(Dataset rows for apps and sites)
--------

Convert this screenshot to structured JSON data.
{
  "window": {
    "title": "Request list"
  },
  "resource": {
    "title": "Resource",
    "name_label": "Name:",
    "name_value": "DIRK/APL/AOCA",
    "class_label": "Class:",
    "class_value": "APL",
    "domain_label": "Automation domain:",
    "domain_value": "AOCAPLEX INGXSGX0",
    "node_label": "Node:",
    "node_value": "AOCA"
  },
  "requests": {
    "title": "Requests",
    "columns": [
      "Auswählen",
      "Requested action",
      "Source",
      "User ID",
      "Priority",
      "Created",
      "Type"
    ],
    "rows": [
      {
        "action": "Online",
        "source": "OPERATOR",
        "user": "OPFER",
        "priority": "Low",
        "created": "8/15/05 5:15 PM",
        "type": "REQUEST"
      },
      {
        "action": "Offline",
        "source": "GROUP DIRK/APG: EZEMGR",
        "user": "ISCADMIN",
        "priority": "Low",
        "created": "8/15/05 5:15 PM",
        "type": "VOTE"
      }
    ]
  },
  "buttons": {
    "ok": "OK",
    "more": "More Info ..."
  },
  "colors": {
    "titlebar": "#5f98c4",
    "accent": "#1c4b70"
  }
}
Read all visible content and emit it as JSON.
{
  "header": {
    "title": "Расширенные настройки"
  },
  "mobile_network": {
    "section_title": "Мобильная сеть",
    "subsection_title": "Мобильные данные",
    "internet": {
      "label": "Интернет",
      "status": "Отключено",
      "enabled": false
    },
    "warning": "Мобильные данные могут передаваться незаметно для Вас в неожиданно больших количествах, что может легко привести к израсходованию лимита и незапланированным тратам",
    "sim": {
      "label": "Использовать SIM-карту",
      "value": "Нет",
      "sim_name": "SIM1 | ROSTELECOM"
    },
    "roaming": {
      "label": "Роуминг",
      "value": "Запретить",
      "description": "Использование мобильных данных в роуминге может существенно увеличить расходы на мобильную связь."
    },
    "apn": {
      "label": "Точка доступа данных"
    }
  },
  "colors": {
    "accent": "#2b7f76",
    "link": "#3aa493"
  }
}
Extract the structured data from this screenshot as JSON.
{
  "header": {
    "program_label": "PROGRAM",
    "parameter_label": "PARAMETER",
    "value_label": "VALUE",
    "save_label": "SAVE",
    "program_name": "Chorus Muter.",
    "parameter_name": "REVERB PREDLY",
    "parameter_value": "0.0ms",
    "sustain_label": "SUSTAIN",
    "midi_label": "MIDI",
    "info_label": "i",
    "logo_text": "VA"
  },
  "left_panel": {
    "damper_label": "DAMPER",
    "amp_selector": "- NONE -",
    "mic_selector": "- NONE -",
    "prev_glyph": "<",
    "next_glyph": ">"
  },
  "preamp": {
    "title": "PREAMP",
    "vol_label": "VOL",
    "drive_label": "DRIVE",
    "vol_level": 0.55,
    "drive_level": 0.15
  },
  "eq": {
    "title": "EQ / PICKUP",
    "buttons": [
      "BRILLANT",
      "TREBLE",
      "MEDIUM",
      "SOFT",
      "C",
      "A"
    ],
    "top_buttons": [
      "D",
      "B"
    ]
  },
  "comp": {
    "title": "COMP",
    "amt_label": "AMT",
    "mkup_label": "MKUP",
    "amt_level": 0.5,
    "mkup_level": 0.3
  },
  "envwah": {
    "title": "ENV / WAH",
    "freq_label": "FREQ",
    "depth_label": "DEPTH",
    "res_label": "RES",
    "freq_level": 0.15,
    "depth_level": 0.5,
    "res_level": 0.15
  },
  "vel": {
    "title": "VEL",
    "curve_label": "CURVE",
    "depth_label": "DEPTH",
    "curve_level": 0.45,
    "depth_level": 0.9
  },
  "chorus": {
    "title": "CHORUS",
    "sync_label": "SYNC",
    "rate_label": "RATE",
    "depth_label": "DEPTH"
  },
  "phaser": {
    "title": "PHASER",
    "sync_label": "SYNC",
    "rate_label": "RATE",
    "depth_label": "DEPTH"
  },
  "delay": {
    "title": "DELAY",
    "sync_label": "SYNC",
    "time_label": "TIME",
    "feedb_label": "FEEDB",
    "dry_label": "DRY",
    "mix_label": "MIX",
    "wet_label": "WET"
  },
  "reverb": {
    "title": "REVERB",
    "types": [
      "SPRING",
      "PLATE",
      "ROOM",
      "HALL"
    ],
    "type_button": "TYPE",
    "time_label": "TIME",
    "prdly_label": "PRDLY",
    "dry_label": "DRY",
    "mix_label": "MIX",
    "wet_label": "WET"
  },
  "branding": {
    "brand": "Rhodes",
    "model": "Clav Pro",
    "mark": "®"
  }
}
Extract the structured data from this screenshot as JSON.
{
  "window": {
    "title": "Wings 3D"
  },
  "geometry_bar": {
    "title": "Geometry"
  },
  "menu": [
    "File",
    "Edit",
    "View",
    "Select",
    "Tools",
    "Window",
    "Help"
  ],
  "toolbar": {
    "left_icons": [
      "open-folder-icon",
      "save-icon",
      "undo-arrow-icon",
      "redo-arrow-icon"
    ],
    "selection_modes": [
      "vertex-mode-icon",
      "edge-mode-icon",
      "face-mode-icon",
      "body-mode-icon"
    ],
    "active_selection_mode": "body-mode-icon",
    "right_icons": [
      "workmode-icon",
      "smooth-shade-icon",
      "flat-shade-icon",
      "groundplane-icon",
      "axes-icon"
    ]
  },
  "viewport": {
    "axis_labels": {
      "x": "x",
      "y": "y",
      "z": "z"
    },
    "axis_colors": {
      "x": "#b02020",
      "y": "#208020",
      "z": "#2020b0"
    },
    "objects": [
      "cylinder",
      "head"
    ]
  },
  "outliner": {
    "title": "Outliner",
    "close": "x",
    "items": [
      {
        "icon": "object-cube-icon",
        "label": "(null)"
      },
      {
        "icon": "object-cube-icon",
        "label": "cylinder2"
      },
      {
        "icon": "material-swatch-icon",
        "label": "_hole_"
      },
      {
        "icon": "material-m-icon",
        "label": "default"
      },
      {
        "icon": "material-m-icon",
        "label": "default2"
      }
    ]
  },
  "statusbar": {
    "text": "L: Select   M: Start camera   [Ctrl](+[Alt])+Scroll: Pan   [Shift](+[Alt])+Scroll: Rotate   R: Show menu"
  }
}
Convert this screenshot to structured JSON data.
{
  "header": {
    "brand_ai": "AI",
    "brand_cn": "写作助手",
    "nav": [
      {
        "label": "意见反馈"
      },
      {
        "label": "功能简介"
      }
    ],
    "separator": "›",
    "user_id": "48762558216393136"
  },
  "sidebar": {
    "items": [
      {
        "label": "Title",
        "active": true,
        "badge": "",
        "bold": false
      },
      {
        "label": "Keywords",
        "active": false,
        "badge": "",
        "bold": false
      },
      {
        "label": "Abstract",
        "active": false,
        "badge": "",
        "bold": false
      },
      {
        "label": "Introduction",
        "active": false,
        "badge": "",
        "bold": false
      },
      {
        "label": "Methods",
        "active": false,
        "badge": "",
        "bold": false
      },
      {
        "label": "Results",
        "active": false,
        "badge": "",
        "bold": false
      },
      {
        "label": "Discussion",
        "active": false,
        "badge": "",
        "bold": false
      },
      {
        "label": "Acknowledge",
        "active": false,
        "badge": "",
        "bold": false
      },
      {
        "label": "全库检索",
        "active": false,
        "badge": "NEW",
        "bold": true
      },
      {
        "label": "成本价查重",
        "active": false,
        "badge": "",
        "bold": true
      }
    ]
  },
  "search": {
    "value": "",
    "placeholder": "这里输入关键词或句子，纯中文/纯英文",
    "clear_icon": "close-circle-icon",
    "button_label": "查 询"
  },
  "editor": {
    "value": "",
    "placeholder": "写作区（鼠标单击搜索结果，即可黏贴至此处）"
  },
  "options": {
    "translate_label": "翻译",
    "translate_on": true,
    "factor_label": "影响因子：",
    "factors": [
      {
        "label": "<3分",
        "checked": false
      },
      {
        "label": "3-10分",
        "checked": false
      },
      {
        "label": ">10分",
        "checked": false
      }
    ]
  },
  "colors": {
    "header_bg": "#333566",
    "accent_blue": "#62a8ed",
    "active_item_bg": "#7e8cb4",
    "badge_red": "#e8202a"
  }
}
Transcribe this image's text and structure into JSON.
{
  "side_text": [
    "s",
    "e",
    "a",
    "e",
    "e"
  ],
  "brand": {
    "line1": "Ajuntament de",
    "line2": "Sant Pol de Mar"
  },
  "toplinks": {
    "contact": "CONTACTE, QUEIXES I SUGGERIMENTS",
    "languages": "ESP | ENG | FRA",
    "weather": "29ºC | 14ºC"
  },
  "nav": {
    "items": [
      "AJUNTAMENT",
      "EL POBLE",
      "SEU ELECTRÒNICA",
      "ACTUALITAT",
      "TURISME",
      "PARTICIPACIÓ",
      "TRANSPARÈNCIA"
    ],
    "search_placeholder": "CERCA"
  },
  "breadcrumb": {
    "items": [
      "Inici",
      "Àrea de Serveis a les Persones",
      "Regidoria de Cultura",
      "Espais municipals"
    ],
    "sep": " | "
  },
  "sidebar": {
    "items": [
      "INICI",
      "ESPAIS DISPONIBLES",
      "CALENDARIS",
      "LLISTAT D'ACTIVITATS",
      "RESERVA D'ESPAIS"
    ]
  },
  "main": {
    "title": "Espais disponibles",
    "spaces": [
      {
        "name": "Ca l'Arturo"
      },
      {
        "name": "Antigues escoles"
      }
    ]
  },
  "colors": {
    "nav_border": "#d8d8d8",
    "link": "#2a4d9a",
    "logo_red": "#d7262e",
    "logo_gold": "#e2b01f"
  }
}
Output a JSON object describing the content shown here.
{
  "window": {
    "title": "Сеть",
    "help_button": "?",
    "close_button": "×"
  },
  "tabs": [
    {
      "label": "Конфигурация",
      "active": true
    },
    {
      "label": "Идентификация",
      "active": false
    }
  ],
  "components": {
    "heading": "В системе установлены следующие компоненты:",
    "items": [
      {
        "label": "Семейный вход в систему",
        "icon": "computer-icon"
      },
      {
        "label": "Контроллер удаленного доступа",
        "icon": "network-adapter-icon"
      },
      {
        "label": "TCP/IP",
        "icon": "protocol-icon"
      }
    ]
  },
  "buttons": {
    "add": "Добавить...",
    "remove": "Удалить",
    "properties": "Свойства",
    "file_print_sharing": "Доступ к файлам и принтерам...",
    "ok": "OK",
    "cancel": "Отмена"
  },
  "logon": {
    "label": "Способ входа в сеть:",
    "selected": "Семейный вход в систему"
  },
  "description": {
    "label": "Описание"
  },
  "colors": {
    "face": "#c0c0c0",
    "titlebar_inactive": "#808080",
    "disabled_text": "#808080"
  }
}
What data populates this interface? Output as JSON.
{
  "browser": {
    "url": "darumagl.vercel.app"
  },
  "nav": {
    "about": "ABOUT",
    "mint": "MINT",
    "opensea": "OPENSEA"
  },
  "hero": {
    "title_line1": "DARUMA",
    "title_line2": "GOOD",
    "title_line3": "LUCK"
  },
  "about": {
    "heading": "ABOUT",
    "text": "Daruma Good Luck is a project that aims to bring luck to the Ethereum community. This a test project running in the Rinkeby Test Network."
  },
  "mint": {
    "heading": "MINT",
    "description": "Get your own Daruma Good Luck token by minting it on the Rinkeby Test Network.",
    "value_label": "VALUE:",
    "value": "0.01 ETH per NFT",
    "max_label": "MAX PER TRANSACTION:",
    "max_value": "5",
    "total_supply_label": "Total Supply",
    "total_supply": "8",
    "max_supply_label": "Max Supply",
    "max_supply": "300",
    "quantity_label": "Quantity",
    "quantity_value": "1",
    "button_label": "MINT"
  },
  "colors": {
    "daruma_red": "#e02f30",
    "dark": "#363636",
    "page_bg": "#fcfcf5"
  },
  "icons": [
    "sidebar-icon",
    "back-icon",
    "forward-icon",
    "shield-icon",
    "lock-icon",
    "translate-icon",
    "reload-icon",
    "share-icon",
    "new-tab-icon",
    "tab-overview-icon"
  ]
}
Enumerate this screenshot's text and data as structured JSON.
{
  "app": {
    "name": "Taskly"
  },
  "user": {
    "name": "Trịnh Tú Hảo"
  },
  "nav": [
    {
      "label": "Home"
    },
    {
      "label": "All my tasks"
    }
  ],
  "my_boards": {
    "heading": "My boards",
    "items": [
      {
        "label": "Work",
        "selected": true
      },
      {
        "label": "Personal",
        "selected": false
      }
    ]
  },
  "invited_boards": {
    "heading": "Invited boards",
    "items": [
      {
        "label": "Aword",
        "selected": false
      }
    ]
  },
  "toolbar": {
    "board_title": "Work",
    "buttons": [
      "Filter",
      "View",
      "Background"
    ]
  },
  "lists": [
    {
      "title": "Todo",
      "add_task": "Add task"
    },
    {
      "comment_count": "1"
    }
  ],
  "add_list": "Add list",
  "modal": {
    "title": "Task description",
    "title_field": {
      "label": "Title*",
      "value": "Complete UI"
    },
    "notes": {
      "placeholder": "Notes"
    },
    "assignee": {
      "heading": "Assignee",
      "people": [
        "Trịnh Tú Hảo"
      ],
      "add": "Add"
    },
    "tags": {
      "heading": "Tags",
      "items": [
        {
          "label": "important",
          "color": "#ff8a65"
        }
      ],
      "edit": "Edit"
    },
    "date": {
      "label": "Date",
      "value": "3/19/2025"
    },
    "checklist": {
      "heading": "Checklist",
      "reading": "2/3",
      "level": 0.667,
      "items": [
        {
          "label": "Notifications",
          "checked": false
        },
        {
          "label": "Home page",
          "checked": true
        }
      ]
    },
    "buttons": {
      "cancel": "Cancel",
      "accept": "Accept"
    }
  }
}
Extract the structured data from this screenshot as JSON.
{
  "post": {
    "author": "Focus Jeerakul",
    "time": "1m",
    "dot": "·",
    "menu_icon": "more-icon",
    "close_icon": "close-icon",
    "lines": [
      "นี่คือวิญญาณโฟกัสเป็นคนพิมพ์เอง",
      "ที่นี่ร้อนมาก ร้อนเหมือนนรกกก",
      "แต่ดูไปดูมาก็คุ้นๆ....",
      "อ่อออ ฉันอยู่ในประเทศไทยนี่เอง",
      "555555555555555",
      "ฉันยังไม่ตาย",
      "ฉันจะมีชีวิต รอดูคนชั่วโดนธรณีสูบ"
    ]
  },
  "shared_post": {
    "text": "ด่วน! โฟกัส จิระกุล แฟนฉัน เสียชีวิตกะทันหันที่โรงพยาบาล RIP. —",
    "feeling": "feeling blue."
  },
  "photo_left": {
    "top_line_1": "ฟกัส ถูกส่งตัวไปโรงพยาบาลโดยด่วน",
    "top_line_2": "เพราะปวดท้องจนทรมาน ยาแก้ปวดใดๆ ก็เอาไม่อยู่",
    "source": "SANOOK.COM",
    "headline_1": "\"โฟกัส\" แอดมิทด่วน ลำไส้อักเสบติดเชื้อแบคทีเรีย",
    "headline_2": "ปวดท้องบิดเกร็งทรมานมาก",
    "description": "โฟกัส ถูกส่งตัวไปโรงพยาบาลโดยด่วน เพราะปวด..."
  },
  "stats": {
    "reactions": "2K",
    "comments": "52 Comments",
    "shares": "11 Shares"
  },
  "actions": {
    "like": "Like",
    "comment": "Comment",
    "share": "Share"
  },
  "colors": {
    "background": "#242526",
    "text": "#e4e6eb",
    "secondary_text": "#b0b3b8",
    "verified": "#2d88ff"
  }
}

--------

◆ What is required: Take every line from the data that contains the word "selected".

◆ Solution for this exercise:
    "selected": "Семейный вход в систему"
        "selected": true
        "selected": false
        "selected": false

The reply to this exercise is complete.